--- Assignment ---
Find the lines holding the string "selection" in the data, then copy all of them.

:: Material shown

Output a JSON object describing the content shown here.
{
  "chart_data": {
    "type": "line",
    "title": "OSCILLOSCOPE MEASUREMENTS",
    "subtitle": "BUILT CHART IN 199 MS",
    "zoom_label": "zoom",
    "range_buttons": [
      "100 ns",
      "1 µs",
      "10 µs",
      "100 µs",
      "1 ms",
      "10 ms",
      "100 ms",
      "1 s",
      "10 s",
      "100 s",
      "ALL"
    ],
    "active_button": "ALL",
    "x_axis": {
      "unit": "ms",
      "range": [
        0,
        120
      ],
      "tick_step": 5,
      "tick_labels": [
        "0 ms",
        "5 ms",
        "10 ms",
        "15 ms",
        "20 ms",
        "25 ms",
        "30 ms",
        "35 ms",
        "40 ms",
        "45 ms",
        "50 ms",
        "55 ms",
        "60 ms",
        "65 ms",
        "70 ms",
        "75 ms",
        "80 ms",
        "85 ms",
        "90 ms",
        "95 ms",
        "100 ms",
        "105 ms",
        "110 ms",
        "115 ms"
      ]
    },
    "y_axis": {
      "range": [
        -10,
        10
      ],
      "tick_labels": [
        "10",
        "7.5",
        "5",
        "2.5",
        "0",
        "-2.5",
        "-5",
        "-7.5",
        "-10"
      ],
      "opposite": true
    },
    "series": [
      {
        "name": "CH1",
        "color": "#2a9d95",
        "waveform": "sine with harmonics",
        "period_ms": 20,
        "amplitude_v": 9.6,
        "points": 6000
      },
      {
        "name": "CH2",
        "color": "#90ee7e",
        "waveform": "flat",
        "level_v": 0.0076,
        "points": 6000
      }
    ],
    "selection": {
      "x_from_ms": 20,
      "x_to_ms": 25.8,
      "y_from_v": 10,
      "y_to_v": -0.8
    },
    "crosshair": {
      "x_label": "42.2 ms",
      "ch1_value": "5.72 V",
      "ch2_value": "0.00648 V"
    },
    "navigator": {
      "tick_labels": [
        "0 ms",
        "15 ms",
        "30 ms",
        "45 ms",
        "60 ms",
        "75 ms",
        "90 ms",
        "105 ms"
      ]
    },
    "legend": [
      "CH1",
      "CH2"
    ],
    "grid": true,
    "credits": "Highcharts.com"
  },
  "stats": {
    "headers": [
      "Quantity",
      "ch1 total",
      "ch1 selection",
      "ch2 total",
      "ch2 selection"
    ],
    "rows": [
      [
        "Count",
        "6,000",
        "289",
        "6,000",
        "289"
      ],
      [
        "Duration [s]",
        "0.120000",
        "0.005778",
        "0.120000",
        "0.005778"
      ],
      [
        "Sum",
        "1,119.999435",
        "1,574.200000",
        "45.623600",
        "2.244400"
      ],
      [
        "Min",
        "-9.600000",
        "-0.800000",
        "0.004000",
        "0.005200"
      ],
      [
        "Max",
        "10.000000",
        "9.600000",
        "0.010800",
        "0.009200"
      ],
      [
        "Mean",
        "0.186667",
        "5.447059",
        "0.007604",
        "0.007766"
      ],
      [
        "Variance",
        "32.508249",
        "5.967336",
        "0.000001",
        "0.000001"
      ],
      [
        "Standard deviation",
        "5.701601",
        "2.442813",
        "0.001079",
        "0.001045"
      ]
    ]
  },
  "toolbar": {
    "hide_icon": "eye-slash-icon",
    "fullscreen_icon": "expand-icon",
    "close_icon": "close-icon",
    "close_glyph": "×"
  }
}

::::

--- Exercise result ---
    "selection": {
      "ch1 selection",
      "ch2 selection"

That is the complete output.